§ TASK MATERIAL
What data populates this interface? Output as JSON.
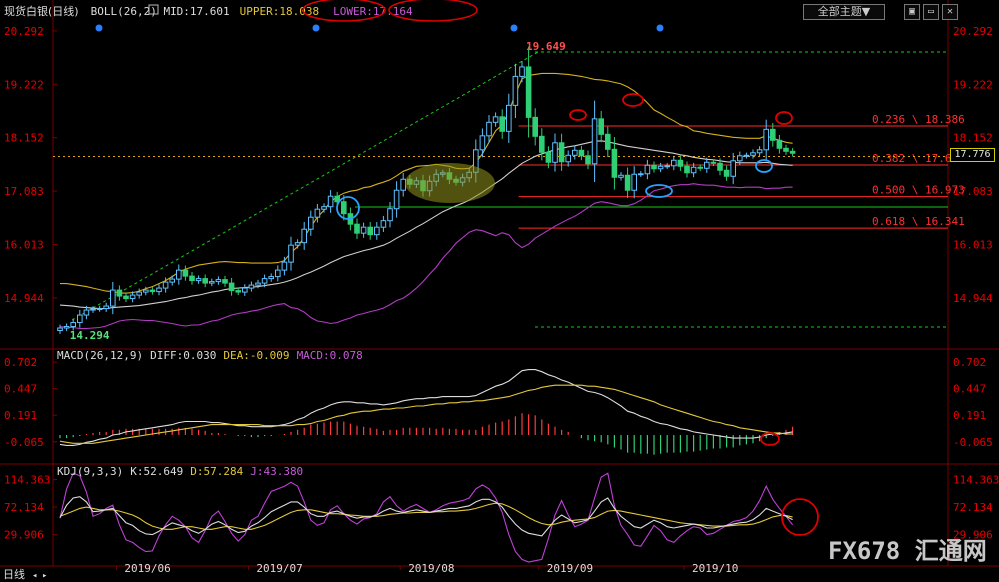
{
  "header": {
    "boll_prefix": "现货白银",
    "boll_period": "(日线)",
    "boll_text": "BOLL(26,2) MID:17.601",
    "boll_upper": "UPPER:18.038",
    "boll_lower": "LOWER:17.164",
    "theme_button": "全部主题▼",
    "win_buttons": [
      "▣",
      "▭",
      "✕"
    ]
  },
  "macd_legend": {
    "name": "MACD(26,12,9)",
    "diff": "DIFF:0.030",
    "dea": "DEA:-0.009",
    "macd": "MACD:0.078"
  },
  "kdj_legend": {
    "name": "KDJ(9,3,3)",
    "k": "K:52.649",
    "d": "D:57.284",
    "j": "J:43.380"
  },
  "bottom": {
    "period_label": "日线",
    "watermark": "FX678 汇通网"
  },
  "current_price": "17.776",
  "colors": {
    "up": "#5ec1ff",
    "down": "#2ecf75",
    "background": "#000000",
    "axis_text": "#e60000"
  },
  "chart_data": [
    {
      "type": "candlestick",
      "panel": "price",
      "y_ticks": [
        20.292,
        19.222,
        18.152,
        17.083,
        16.013,
        14.944
      ],
      "ylim": [
        13.98,
        20.55
      ],
      "x_ticks": [
        "2019/06",
        "2019/07",
        "2019/08",
        "2019/09",
        "2019/10"
      ],
      "extreme_labels": {
        "high": "19.649",
        "low": "14.294"
      },
      "fib_levels": [
        {
          "label": "0.236 \\ 18.386",
          "value": 18.386
        },
        {
          "label": "0.382 \\ 17.605",
          "value": 17.605
        },
        {
          "label": "0.500 \\ 16.973",
          "value": 16.973
        },
        {
          "label": "0.618 \\ 16.341",
          "value": 16.341
        }
      ],
      "close": [
        14.34,
        14.37,
        14.45,
        14.6,
        14.7,
        14.72,
        14.73,
        14.78,
        15.1,
        14.98,
        14.93,
        15.0,
        15.06,
        15.1,
        15.07,
        15.14,
        15.26,
        15.32,
        15.5,
        15.38,
        15.29,
        15.33,
        15.24,
        15.27,
        15.31,
        15.24,
        15.09,
        15.06,
        15.14,
        15.2,
        15.24,
        15.33,
        15.37,
        15.5,
        15.66,
        16.0,
        16.05,
        16.32,
        16.56,
        16.72,
        16.77,
        16.98,
        16.87,
        16.63,
        16.42,
        16.24,
        16.36,
        16.21,
        16.36,
        16.49,
        16.73,
        17.1,
        17.32,
        17.22,
        17.29,
        17.09,
        17.28,
        17.42,
        17.45,
        17.32,
        17.26,
        17.35,
        17.46,
        17.91,
        18.19,
        18.46,
        18.57,
        18.28,
        18.8,
        19.38,
        19.57,
        18.56,
        18.18,
        17.86,
        17.66,
        18.05,
        17.67,
        17.8,
        17.9,
        17.79,
        17.63,
        18.53,
        18.22,
        17.92,
        17.36,
        17.4,
        17.1,
        17.42,
        17.43,
        17.6,
        17.53,
        17.58,
        17.59,
        17.7,
        17.58,
        17.45,
        17.56,
        17.54,
        17.66,
        17.64,
        17.5,
        17.38,
        17.69,
        17.79,
        17.8,
        17.85,
        17.91,
        18.32,
        18.1,
        17.94,
        17.88,
        17.84
      ],
      "boll_mid": [
        14.8,
        14.79,
        14.78,
        14.76,
        14.75,
        14.74,
        14.73,
        14.73,
        14.75,
        14.76,
        14.77,
        14.78,
        14.79,
        14.81,
        14.83,
        14.85,
        14.87,
        14.9,
        14.93,
        14.95,
        14.98,
        15.0,
        15.03,
        15.06,
        15.08,
        15.11,
        15.13,
        15.14,
        15.15,
        15.16,
        15.17,
        15.19,
        15.21,
        15.23,
        15.26,
        15.3,
        15.35,
        15.41,
        15.46,
        15.52,
        15.58,
        15.65,
        15.71,
        15.77,
        15.81,
        15.85,
        15.89,
        15.92,
        15.96,
        16.0,
        16.06,
        16.14,
        16.21,
        16.28,
        16.36,
        16.43,
        16.51,
        16.59,
        16.67,
        16.73,
        16.79,
        16.84,
        16.9,
        16.98,
        17.06,
        17.15,
        17.24,
        17.33,
        17.44,
        17.54,
        17.64,
        17.71,
        17.78,
        17.83,
        17.87,
        17.91,
        17.94,
        17.97,
        17.99,
        18.02,
        18.05,
        18.08,
        18.09,
        18.07,
        18.04,
        18.01,
        17.98,
        17.96,
        17.94,
        17.92,
        17.9,
        17.88,
        17.86,
        17.84,
        17.81,
        17.79,
        17.76,
        17.74,
        17.72,
        17.71,
        17.69,
        17.67,
        17.66,
        17.65,
        17.65,
        17.65,
        17.65,
        17.66,
        17.64,
        17.62,
        17.61,
        17.6
      ],
      "boll_upper": [
        15.23,
        15.23,
        15.21,
        15.19,
        15.17,
        15.14,
        15.11,
        15.08,
        15.07,
        15.04,
        15.04,
        15.05,
        15.08,
        15.13,
        15.17,
        15.23,
        15.29,
        15.37,
        15.46,
        15.52,
        15.56,
        15.6,
        15.62,
        15.64,
        15.66,
        15.67,
        15.66,
        15.65,
        15.65,
        15.64,
        15.64,
        15.64,
        15.64,
        15.65,
        15.69,
        15.85,
        15.97,
        16.16,
        16.37,
        16.56,
        16.7,
        16.87,
        16.97,
        17.04,
        17.08,
        17.1,
        17.15,
        17.17,
        17.22,
        17.26,
        17.31,
        17.39,
        17.48,
        17.53,
        17.58,
        17.59,
        17.6,
        17.62,
        17.6,
        17.58,
        17.54,
        17.53,
        17.54,
        17.65,
        17.83,
        18.06,
        18.29,
        18.41,
        18.67,
        19.03,
        19.33,
        19.4,
        19.42,
        19.44,
        19.44,
        19.44,
        19.43,
        19.42,
        19.4,
        19.38,
        19.35,
        19.32,
        19.31,
        19.29,
        19.26,
        19.23,
        19.17,
        19.09,
        18.98,
        18.85,
        18.71,
        18.64,
        18.56,
        18.49,
        18.41,
        18.37,
        18.29,
        18.27,
        18.24,
        18.22,
        18.2,
        18.18,
        18.16,
        18.15,
        18.14,
        18.14,
        18.14,
        18.19,
        18.14,
        18.1,
        18.06,
        18.04
      ],
      "boll_lower": [
        14.37,
        14.35,
        14.35,
        14.33,
        14.33,
        14.34,
        14.35,
        14.38,
        14.43,
        14.48,
        14.5,
        14.51,
        14.5,
        14.49,
        14.49,
        14.47,
        14.45,
        14.43,
        14.4,
        14.38,
        14.4,
        14.4,
        14.44,
        14.48,
        14.5,
        14.55,
        14.6,
        14.63,
        14.65,
        14.68,
        14.7,
        14.74,
        14.78,
        14.81,
        14.83,
        14.75,
        14.73,
        14.66,
        14.55,
        14.48,
        14.46,
        14.43,
        14.45,
        14.5,
        14.54,
        14.6,
        14.63,
        14.67,
        14.7,
        14.74,
        14.81,
        14.89,
        14.94,
        15.03,
        15.14,
        15.27,
        15.42,
        15.56,
        15.74,
        15.88,
        16.04,
        16.15,
        16.26,
        16.31,
        16.29,
        16.24,
        16.19,
        16.25,
        16.21,
        16.05,
        15.95,
        16.02,
        16.14,
        16.22,
        16.3,
        16.38,
        16.45,
        16.52,
        16.58,
        16.66,
        16.75,
        16.84,
        16.87,
        16.85,
        16.82,
        16.79,
        16.79,
        16.83,
        16.9,
        16.99,
        17.09,
        17.12,
        17.16,
        17.19,
        17.21,
        17.21,
        17.23,
        17.21,
        17.2,
        17.2,
        17.18,
        17.16,
        17.16,
        17.15,
        17.16,
        17.16,
        17.16,
        17.13,
        17.14,
        17.14,
        17.16,
        17.16
      ]
    },
    {
      "type": "bar",
      "panel": "macd",
      "y_ticks": [
        0.702,
        0.447,
        0.191,
        -0.065
      ],
      "ylim": [
        -0.26,
        0.8
      ],
      "diff": [
        -0.09,
        -0.1,
        -0.1,
        -0.09,
        -0.07,
        -0.06,
        -0.04,
        -0.03,
        0.0,
        0.01,
        0.03,
        0.04,
        0.05,
        0.06,
        0.07,
        0.08,
        0.09,
        0.1,
        0.12,
        0.13,
        0.13,
        0.13,
        0.13,
        0.12,
        0.12,
        0.11,
        0.1,
        0.09,
        0.09,
        0.08,
        0.08,
        0.08,
        0.08,
        0.09,
        0.1,
        0.12,
        0.15,
        0.17,
        0.21,
        0.24,
        0.26,
        0.29,
        0.31,
        0.32,
        0.32,
        0.31,
        0.31,
        0.3,
        0.3,
        0.29,
        0.3,
        0.31,
        0.33,
        0.34,
        0.35,
        0.35,
        0.36,
        0.36,
        0.37,
        0.37,
        0.37,
        0.37,
        0.37,
        0.38,
        0.41,
        0.44,
        0.47,
        0.49,
        0.52,
        0.57,
        0.62,
        0.63,
        0.63,
        0.61,
        0.58,
        0.56,
        0.53,
        0.51,
        0.48,
        0.45,
        0.42,
        0.41,
        0.39,
        0.36,
        0.32,
        0.28,
        0.23,
        0.21,
        0.18,
        0.16,
        0.13,
        0.11,
        0.1,
        0.08,
        0.06,
        0.05,
        0.03,
        0.02,
        0.01,
        0.0,
        -0.01,
        -0.02,
        -0.03,
        -0.03,
        -0.03,
        -0.03,
        -0.02,
        0.0,
        0.01,
        0.01,
        0.02,
        0.03
      ],
      "dea": [
        -0.06,
        -0.07,
        -0.08,
        -0.08,
        -0.08,
        -0.08,
        -0.07,
        -0.06,
        -0.05,
        -0.04,
        -0.03,
        -0.02,
        -0.01,
        0.0,
        0.01,
        0.02,
        0.03,
        0.04,
        0.05,
        0.06,
        0.07,
        0.08,
        0.09,
        0.1,
        0.1,
        0.1,
        0.1,
        0.1,
        0.1,
        0.1,
        0.1,
        0.09,
        0.09,
        0.09,
        0.09,
        0.09,
        0.1,
        0.1,
        0.11,
        0.13,
        0.14,
        0.16,
        0.18,
        0.19,
        0.21,
        0.22,
        0.23,
        0.23,
        0.24,
        0.25,
        0.25,
        0.26,
        0.26,
        0.27,
        0.28,
        0.28,
        0.29,
        0.3,
        0.3,
        0.31,
        0.31,
        0.32,
        0.32,
        0.33,
        0.33,
        0.34,
        0.35,
        0.36,
        0.37,
        0.39,
        0.41,
        0.43,
        0.44,
        0.46,
        0.47,
        0.48,
        0.48,
        0.48,
        0.48,
        0.48,
        0.47,
        0.47,
        0.46,
        0.45,
        0.44,
        0.42,
        0.4,
        0.38,
        0.36,
        0.34,
        0.32,
        0.29,
        0.27,
        0.25,
        0.23,
        0.21,
        0.19,
        0.17,
        0.15,
        0.13,
        0.12,
        0.1,
        0.09,
        0.07,
        0.06,
        0.05,
        0.04,
        0.03,
        0.02,
        0.02,
        0.01,
        0.01
      ],
      "macd": [
        -0.03,
        -0.03,
        -0.02,
        -0.01,
        0.01,
        0.02,
        0.03,
        0.03,
        0.05,
        0.05,
        0.06,
        0.06,
        0.06,
        0.06,
        0.06,
        0.06,
        0.06,
        0.06,
        0.07,
        0.07,
        0.06,
        0.05,
        0.04,
        0.02,
        0.02,
        0.01,
        0.0,
        -0.01,
        -0.01,
        -0.02,
        -0.02,
        -0.01,
        -0.01,
        0.0,
        0.01,
        0.03,
        0.05,
        0.07,
        0.1,
        0.11,
        0.12,
        0.13,
        0.13,
        0.13,
        0.11,
        0.09,
        0.08,
        0.07,
        0.06,
        0.04,
        0.05,
        0.05,
        0.07,
        0.07,
        0.07,
        0.07,
        0.07,
        0.06,
        0.07,
        0.06,
        0.06,
        0.05,
        0.05,
        0.05,
        0.08,
        0.1,
        0.12,
        0.13,
        0.15,
        0.18,
        0.21,
        0.2,
        0.19,
        0.15,
        0.11,
        0.08,
        0.05,
        0.03,
        0.0,
        -0.03,
        -0.05,
        -0.06,
        -0.07,
        -0.09,
        -0.12,
        -0.14,
        -0.17,
        -0.17,
        -0.18,
        -0.18,
        -0.19,
        -0.18,
        -0.17,
        -0.17,
        -0.17,
        -0.16,
        -0.16,
        -0.15,
        -0.14,
        -0.13,
        -0.13,
        -0.12,
        -0.12,
        -0.1,
        -0.09,
        -0.08,
        -0.06,
        -0.03,
        -0.01,
        0.03,
        0.05,
        0.08
      ]
    },
    {
      "type": "line",
      "panel": "kdj",
      "y_ticks": [
        114.363,
        72.134,
        29.906
      ],
      "ylim": [
        -12,
        135
      ],
      "k": [
        56,
        75,
        86,
        88,
        80,
        65,
        66,
        68,
        70,
        59,
        48,
        44,
        36,
        31,
        30,
        35,
        42,
        48,
        45,
        42,
        36,
        32,
        38,
        46,
        50,
        45,
        38,
        33,
        35,
        43,
        48,
        56,
        65,
        70,
        75,
        80,
        80,
        72,
        62,
        58,
        58,
        64,
        66,
        62,
        58,
        55,
        57,
        57,
        60,
        66,
        70,
        66,
        64,
        66,
        68,
        66,
        64,
        66,
        68,
        70,
        70,
        72,
        74,
        80,
        84,
        84,
        80,
        72,
        58,
        46,
        37,
        32,
        30,
        28,
        40,
        52,
        60,
        54,
        48,
        50,
        53,
        66,
        80,
        86,
        70,
        58,
        50,
        42,
        40,
        46,
        52,
        48,
        42,
        40,
        42,
        44,
        46,
        44,
        40,
        40,
        42,
        44,
        46,
        48,
        49,
        53,
        60,
        70,
        66,
        62,
        58,
        53
      ],
      "d": [
        58,
        62,
        66,
        70,
        72,
        70,
        68,
        68,
        68,
        66,
        63,
        60,
        55,
        48,
        43,
        40,
        38,
        38,
        40,
        42,
        42,
        40,
        38,
        38,
        40,
        42,
        42,
        40,
        38,
        38,
        41,
        44,
        49,
        54,
        59,
        64,
        67,
        68,
        68,
        66,
        64,
        62,
        62,
        61,
        60,
        59,
        58,
        58,
        58,
        59,
        61,
        62,
        63,
        63,
        64,
        64,
        64,
        65,
        65,
        66,
        66,
        67,
        68,
        70,
        73,
        76,
        78,
        77,
        73,
        68,
        62,
        56,
        51,
        47,
        45,
        46,
        49,
        51,
        52,
        53,
        54,
        56,
        61,
        66,
        67,
        66,
        64,
        62,
        60,
        58,
        56,
        54,
        52,
        50,
        48,
        47,
        46,
        45,
        44,
        43,
        43,
        43,
        44,
        45,
        45,
        46,
        49,
        53,
        57,
        59,
        59,
        57
      ],
      "j": [
        55,
        100,
        124,
        120,
        95,
        58,
        62,
        70,
        75,
        45,
        22,
        18,
        10,
        4,
        5,
        28,
        45,
        58,
        52,
        42,
        25,
        18,
        36,
        58,
        66,
        50,
        32,
        20,
        30,
        52,
        58,
        78,
        96,
        100,
        104,
        110,
        104,
        80,
        52,
        44,
        48,
        68,
        74,
        62,
        52,
        46,
        54,
        56,
        62,
        80,
        88,
        74,
        66,
        72,
        76,
        70,
        64,
        68,
        74,
        78,
        80,
        82,
        86,
        100,
        106,
        100,
        86,
        64,
        30,
        4,
        -8,
        -12,
        -10,
        -8,
        24,
        60,
        82,
        60,
        42,
        46,
        52,
        86,
        118,
        124,
        74,
        44,
        30,
        14,
        12,
        28,
        44,
        36,
        22,
        18,
        28,
        36,
        42,
        40,
        30,
        32,
        38,
        44,
        50,
        52,
        56,
        66,
        82,
        104,
        84,
        70,
        58,
        45
      ]
    }
  ]
}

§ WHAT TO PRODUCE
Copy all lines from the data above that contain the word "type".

§ WRITTEN ANSWER
      "type": "candlestick",
      "type": "bar",
      "type": "line",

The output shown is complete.